Posted September 10th, 2012 in Water Supply
A two-part article on WKSU’s website delves into recent research attempting to understand the causes of harmful and often very large algal blooms in Lake Erie. The potential negative impacts these blooms can have include depleting nutrients from the waterway, endangering fish and wildlife health, and causing economic concerns by prohibiting or discouraging recreation, tourism, and other industries.
Part one of the article delves into one major contributor identified by the research: agriculture.
“Financial viability is the bottom line for most farmers here along the Maumee River. The Maumee passes through 4.5-million acres of farmland before entering Lake Erie at Toledo. Along the way it picks up a lot of topsoil from farm fields. Attached to that soil are fine particles of phosphorus, one of the nutrients that helps crops grow, but also feeds algae blooms. No-till farming has reduced particulate phosphorus runoff by nearly 40-percent. But researchers from Heidelberg University say their thirty years of water quality data shows that another form of phosphorus – called dissolved phosphorus – has risen dramatically in recent years. And to reduce that nutrient enough to curb Lake Erie algae blooms will take a whole new set of techniques.”
The second article describes another common source of phosphorous and other problem substances – stormwater and sewage.
“The sport fishing industry, beach resorts, amusement parks – all took a hit from the 2011 algae outbreak. Connor says cities …not just farms…have to do more to stay on top of it.
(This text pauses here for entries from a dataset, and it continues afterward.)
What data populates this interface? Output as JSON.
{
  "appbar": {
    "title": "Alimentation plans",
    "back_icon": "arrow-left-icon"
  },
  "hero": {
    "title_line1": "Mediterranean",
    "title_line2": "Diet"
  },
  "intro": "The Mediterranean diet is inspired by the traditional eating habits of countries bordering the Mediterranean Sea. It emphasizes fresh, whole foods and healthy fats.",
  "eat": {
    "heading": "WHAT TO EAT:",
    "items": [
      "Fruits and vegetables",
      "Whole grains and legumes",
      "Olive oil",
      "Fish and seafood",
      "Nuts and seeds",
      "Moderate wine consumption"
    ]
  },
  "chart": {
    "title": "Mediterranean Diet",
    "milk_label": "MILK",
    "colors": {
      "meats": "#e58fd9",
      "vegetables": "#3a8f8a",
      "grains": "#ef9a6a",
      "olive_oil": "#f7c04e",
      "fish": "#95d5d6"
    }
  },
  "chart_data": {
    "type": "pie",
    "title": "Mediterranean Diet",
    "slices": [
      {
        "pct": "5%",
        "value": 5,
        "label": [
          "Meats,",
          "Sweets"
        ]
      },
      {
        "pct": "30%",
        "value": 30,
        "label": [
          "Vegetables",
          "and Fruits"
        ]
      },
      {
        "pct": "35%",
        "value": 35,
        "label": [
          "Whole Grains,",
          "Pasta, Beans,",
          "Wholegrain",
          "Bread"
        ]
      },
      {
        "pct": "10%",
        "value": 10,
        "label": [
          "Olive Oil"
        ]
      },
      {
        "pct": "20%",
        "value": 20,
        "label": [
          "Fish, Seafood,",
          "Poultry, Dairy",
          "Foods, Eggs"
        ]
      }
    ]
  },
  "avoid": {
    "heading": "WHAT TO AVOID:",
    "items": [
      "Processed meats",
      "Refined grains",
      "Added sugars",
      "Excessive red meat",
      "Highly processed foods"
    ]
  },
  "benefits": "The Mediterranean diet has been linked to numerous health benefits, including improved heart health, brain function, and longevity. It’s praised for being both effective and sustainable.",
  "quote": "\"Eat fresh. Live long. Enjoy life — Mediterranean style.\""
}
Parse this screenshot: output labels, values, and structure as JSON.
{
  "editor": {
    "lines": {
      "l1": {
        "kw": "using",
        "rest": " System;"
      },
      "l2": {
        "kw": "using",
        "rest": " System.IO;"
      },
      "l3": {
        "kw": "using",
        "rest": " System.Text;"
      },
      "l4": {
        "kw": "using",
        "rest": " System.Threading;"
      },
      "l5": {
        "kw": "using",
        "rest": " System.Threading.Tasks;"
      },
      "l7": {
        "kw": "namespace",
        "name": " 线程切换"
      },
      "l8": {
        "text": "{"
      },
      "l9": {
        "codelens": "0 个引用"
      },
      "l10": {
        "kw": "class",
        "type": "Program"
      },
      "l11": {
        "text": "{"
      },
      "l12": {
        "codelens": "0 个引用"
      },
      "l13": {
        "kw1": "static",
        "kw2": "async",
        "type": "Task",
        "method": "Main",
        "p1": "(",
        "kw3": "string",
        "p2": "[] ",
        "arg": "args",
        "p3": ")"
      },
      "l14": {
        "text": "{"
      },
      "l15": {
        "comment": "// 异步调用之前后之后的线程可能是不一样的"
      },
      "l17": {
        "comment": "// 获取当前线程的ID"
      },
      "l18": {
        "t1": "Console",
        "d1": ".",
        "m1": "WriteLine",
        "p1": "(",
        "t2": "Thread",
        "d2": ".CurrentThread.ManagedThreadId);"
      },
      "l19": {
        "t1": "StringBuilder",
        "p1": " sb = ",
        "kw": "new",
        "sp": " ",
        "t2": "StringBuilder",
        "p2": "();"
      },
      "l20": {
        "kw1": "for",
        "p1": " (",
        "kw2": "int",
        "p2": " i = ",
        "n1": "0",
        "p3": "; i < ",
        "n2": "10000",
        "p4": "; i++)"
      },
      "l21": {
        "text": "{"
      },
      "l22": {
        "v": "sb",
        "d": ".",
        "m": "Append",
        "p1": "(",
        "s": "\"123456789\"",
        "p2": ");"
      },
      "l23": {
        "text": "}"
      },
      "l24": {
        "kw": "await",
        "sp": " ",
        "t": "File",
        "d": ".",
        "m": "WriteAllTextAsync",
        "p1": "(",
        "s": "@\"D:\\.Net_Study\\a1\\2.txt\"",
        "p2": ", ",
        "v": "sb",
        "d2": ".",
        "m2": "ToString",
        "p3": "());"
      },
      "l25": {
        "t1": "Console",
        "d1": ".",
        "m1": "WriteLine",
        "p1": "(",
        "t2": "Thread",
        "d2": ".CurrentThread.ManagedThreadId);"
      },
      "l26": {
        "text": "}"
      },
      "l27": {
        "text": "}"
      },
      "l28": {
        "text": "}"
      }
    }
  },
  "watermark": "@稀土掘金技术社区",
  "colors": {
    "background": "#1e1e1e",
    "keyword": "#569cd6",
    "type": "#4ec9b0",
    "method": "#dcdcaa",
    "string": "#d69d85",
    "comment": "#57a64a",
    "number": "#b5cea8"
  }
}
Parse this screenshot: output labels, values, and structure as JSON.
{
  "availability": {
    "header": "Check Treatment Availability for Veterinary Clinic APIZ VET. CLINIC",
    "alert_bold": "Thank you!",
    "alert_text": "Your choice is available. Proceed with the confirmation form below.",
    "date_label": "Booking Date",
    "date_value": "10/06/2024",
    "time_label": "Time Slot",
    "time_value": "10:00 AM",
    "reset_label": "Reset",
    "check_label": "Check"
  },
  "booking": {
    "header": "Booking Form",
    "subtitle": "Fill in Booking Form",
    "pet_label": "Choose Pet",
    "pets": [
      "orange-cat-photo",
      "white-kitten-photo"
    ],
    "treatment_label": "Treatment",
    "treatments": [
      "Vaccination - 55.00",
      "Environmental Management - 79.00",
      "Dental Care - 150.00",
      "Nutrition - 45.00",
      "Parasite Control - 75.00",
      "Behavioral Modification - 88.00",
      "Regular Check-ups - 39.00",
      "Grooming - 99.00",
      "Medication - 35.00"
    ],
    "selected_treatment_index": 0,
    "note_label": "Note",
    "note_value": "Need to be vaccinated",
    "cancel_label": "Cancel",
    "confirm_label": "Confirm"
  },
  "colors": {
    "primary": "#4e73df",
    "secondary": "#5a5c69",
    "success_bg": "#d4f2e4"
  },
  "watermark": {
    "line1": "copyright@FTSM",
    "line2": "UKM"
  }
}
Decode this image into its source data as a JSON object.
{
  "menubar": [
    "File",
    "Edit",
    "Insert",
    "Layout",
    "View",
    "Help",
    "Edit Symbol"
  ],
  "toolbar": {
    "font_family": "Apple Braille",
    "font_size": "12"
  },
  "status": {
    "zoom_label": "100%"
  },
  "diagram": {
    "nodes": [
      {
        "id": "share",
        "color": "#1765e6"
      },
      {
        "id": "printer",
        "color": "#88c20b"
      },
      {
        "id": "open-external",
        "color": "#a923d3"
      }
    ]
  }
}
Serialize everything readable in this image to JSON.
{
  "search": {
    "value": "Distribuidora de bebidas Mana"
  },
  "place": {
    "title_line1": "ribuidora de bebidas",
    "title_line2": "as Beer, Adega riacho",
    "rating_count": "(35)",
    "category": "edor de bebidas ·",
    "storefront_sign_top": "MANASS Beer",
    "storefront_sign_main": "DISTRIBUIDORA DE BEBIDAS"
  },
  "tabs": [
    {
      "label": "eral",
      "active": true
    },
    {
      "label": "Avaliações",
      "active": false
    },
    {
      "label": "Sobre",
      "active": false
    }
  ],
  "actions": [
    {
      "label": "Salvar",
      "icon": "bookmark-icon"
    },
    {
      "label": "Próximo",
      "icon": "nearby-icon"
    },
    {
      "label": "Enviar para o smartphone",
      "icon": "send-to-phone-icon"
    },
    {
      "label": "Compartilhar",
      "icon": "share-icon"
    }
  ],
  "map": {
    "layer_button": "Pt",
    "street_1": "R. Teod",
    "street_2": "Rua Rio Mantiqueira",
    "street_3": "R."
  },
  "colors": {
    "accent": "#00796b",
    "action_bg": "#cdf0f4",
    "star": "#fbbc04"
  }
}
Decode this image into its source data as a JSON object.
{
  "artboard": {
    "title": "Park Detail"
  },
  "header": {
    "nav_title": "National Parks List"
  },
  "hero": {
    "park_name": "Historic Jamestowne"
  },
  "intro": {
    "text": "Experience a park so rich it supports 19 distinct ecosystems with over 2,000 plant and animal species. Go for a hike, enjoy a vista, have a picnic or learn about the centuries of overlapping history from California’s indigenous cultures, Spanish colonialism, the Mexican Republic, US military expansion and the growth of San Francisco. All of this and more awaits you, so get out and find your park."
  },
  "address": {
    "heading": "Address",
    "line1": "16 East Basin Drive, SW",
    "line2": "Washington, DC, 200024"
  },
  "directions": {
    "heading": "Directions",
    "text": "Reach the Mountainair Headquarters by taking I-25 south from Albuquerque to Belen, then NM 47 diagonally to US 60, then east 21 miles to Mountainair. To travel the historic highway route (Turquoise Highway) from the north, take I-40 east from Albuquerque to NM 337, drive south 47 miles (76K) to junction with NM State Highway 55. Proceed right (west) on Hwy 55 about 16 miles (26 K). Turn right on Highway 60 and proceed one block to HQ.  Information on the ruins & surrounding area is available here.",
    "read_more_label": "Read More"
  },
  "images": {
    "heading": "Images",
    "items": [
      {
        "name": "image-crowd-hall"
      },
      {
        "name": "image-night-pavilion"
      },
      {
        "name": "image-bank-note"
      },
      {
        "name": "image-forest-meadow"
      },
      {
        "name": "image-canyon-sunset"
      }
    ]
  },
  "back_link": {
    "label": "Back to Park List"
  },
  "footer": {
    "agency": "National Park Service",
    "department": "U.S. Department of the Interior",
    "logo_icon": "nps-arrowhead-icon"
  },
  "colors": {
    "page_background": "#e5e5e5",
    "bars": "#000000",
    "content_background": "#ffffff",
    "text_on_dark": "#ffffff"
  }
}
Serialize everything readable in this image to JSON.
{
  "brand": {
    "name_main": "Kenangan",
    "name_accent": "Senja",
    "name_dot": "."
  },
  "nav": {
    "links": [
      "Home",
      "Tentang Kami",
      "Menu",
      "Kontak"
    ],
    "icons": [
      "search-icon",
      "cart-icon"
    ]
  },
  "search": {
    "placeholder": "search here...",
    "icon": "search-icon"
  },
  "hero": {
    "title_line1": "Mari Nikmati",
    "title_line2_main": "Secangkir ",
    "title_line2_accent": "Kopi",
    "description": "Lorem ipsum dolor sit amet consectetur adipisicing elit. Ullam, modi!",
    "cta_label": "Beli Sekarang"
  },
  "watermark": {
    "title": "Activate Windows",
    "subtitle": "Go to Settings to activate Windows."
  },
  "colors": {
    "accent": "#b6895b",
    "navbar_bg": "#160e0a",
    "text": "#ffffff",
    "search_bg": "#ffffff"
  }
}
Overflows from sewage systems that collect storm water and waste water are a fairly regular occurrence in Cleveland, Toledo, Detroit and other communities around the lake. And it’s a huge cost to fix it.”
There is a lot of interesting information in both articles, and the occurrence of and concern over these algal blooms isn’t limited to Lake Erie. All of the Great Lakes and other nearby waterways can be susceptible, so the results of studies such as these are important in helping communities prevent the same types of problems in their areas. Our friends at Michigan Sea Grant have produced a brochure for beach managers that outlines more information about algal blooms, and IISG has produced a card for homeowners that explains how to properly care for your lawn without contributing to the phosphorous problem.